Texas law already allows farmers to sell ungraded eggs from their own flocks directly to consumers. But state health department regulations prohibit restaurants and retailers from buying ungraded eggs, preventing farmers from selling their eggs to chefs or grocers unless they get a license, pay the extra fees, and grade their eggs.
This requirement is a significant barrier for many small farmers, because eggs have a very small profit margin, and the additional expense and hassle cannot be justified.
HB 1284/ SB 1805 address this problem by allowing farmers to sell eggs clearly labeled as “ungraded” to restaurants and retailers who in turn sell directly to consumers. It includes labeling requirements to ensure that the consumers know who produced the eggs.
This bill will help small farmers better market their eggs, and allow chefs and consumers greater choice in buying locally raised food. Please call your Texas State Representative and Senator today and urge them to co-author HB 1284/ SB 1805!
If you don’t know who represents you, visit the Texas Legislature Online website, or call the Capitol Switchboard at 512-463-4630
Frequently Asked Questions
Did you know?
Egg grading is strictly a marketing tool. In fact, it is administered by the USDA Agricultural Marketing Service (AMS).1 According to the AMS, “Grading provides for a standardized means of describing the marketability of a particular food product.”
Is egg grading mandatory?
No. USDA’s grading service is a voluntary program.2
Can ungraded eggs be sold under current law?
Yes. Farmers can sell ungraded eggs from their flock directly to consumers. They just can’t sell them to restaurants or retailers.
What do egg graders check for?
Egg weight, the condition of the shell, the size of the air pocket on the inside of the egg, and firmness of the egg white and yolk.3
Does egg grading detect bacteria that can cause foodborne illness?
No. For example, egg graders don’t check for salmonella.4
When and why did egg grading begin?
Justin Keely, a federal/state supervisor for the USDA’s poultry programs for Texas and Oklahoma, explains that USDA poultry quality procedures were developed around the time of World War II, at a time when American agriculture was moving away from small family farms to a large-scale agribusiness model.5
HB 1284/ SB 1805 helps small family farms reconnect with the chefs and retailers who want to return to a local food system.
1 Quality Grading & Inspections.
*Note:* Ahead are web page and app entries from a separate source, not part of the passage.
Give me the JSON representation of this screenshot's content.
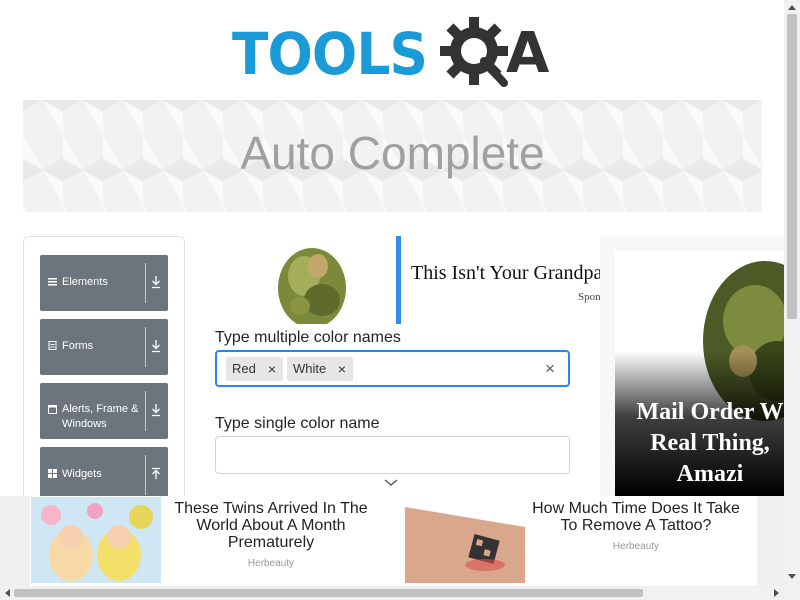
{
  "header": {
    "logo_text": "TOOLS",
    "logo_suffix": "A",
    "logo_alt": "TOOLSQA"
  },
  "banner": {
    "title": "Auto Complete"
  },
  "sidebar": {
    "items": [
      {
        "label": "Elements",
        "icon": "list-icon",
        "arrow": "download-arrow-icon"
      },
      {
        "label": "Forms",
        "icon": "form-icon",
        "arrow": "download-arrow-icon"
      },
      {
        "label": "Alerts, Frame &\nWindows",
        "icon": "window-icon",
        "arrow": "download-arrow-icon"
      },
      {
        "label": "Widgets",
        "icon": "widgets-grid-icon",
        "arrow": "upload-arrow-icon"
      }
    ]
  },
  "form": {
    "multi_label": "Type multiple color names",
    "multi_values": [
      "Red",
      "White"
    ],
    "chip_remove": "×",
    "clear_all": "×",
    "single_label": "Type single color name",
    "single_value": ""
  },
  "ads": {
    "top": {
      "title": "This Isn't Your Grandpa",
      "sponsor": "Spon"
    },
    "right": {
      "text": "Mail Order W\nReal Thing,\nAmazi"
    },
    "bottom": [
      {
        "title": "These Twins Arrived In The World About A Month Prematurely",
        "source": "Herbeauty"
      },
      {
        "title": "How Much Time Does It Take To Remove A Tattoo?",
        "source": "Herbeauty"
      }
    ]
  },
  "colors": {
    "brand_blue": "#1a9bd7",
    "menu_gray": "#6c757d",
    "focus_blue": "#2684ff",
    "ad_accent": "#2f8fe8"
  }
}
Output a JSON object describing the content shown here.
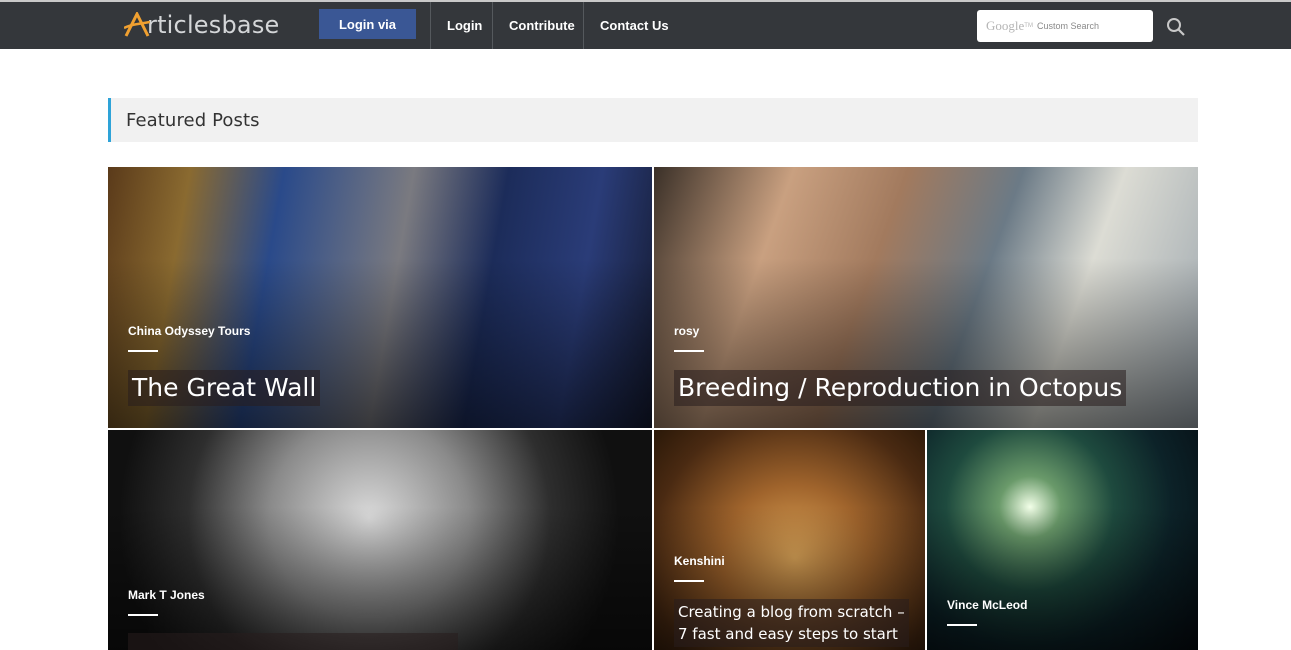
{
  "header": {
    "logo_text": "rticlesbase",
    "login_via_label": "Login via",
    "nav": [
      "Login",
      "Contribute",
      "Contact Us"
    ],
    "search": {
      "google_label": "Google",
      "google_tm": "TM",
      "placeholder": "Custom Search"
    }
  },
  "featured": {
    "heading": "Featured Posts",
    "posts": [
      {
        "author": "China Odyssey Tours",
        "title": "The Great Wall"
      },
      {
        "author": "rosy",
        "title": "Breeding / Reproduction in Octopus"
      },
      {
        "author": "Mark T Jones",
        "title": ""
      },
      {
        "author": "Kenshini",
        "title_line1": "Creating a blog from scratch –",
        "title_line2": "7 fast and easy steps to start"
      },
      {
        "author": "Vince McLeod",
        "title": ""
      }
    ]
  },
  "colors": {
    "topbar": "#34373b",
    "login_via": "#3a5795",
    "accent": "#2ea3d8"
  },
  "icons": {
    "logo": "logo-a-icon",
    "search": "search-icon"
  }
}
USDA Agricultural Marketing Service, www.ams.usda.gov/services/grading.
2 “Questions and Answers – USDA Shell Egg Grading Service.” USDA Agricultural Marketing Service, www.ams.usda.gov/publications/qa-shell-eggs.
3 USDA FSIS. Shell Eggs from Farm to Table, www.fsis.usda.gov/wps/portal/fsis/topics/food-safety-education/get-answers/food-safety-fact-sheets/egg-products-preparation/shell-eggs-from-farm-to-table. (“what are egg grades?”)
4 Kim, Gene. “The Difference between Grade AA, A, and B Eggs.” Business Insider, Business Insider, 10 Nov. 2017, www.businessinsider.com/grade-a-vs-grade-aa-vs-grade-b-eggs-quality-difference-2017-11.
5 Wood, Virginia B. “Crackdown.” If Local Eggs Are Outlawed, Will Only Outlaws Have Eggs? – Food – The Austin Chronicle, www.austinchronicle.com/food/2009-11-27/921339/.